A Germany-based foundation dedicated to the philosophies of thinker Friedrich August Hayek has awarded Estonian Prime Minister Andrus Ansip and Latvian Prime Minister Valdis Dombrovskis its annual international prize.
The Estonian head of government said in his acceptance speech on December 4 in Freiburg, Germany, that the prize was a testament to the Estonian people, "who have played the most important part in the success story that is their country." He also credited two of his predecessors in office, Siim Kallas and Mart Laar.
Ansip said Estonia’s economic policy is founded on the same worldview championed in its purest form by Hayek. “And that is so-called common sense policy,” he said.
“One must always be prepared to make unpopular decisions. One should understand that money does not allow itself to be played with. We can permit this only what we have truly created. That means following the principle of a balanced budget,“ said Ansip.

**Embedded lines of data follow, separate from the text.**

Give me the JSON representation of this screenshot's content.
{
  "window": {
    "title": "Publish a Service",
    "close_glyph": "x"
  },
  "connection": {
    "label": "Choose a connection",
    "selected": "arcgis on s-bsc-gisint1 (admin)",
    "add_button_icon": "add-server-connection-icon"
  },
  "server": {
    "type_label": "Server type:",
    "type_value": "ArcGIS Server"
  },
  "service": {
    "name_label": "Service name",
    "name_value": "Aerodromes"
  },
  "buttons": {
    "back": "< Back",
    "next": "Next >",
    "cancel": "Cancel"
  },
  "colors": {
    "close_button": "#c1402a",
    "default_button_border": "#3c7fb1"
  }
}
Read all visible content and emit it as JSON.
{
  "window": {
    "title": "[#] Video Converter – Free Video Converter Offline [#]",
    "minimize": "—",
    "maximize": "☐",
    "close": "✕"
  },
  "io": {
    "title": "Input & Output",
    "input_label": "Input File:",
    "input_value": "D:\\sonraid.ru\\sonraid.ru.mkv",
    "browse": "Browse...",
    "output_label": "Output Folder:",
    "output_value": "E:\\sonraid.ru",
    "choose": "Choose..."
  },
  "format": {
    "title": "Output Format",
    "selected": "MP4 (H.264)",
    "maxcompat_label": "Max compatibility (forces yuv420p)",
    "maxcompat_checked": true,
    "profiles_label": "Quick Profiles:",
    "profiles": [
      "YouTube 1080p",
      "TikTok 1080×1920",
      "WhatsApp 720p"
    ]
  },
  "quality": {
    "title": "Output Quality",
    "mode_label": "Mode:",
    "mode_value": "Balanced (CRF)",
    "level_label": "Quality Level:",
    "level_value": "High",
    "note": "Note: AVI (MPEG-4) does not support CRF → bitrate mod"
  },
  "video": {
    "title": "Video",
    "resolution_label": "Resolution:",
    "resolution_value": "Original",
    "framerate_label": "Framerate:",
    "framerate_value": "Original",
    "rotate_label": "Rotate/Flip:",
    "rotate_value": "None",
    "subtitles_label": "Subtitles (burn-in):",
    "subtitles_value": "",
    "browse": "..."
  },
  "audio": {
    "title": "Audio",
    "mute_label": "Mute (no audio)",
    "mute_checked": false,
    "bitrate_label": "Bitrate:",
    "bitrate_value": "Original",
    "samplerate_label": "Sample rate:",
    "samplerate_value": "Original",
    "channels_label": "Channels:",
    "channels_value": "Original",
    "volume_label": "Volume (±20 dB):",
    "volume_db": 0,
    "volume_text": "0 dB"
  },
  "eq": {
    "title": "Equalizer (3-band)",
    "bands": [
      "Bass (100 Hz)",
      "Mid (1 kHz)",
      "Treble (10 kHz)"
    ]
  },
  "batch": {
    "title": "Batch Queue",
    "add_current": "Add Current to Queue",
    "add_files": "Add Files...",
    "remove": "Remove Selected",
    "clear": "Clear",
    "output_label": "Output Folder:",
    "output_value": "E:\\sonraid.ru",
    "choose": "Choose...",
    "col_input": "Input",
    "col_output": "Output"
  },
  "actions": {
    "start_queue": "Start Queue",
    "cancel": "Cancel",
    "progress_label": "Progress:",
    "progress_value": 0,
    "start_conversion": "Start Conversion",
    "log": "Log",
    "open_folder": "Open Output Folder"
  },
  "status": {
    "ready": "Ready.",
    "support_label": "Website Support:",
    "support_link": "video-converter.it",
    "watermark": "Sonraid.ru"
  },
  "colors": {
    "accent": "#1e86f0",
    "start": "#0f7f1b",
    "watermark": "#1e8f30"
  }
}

Ansip also mentioned his co-honoree Dombrovskis. “This shows the common future perspective in our region, our similar view of the possibilities for surmounting the crisis, even the fact that the friendly sense of solidarity has been noted from outside,“ said Ansip.
Previous laureates of the award established to mark Hayek's birth centennial in 1999 include 1980s British Prime Minister Margaret Thatcher and now-Italian Prime Minister Mario Monti.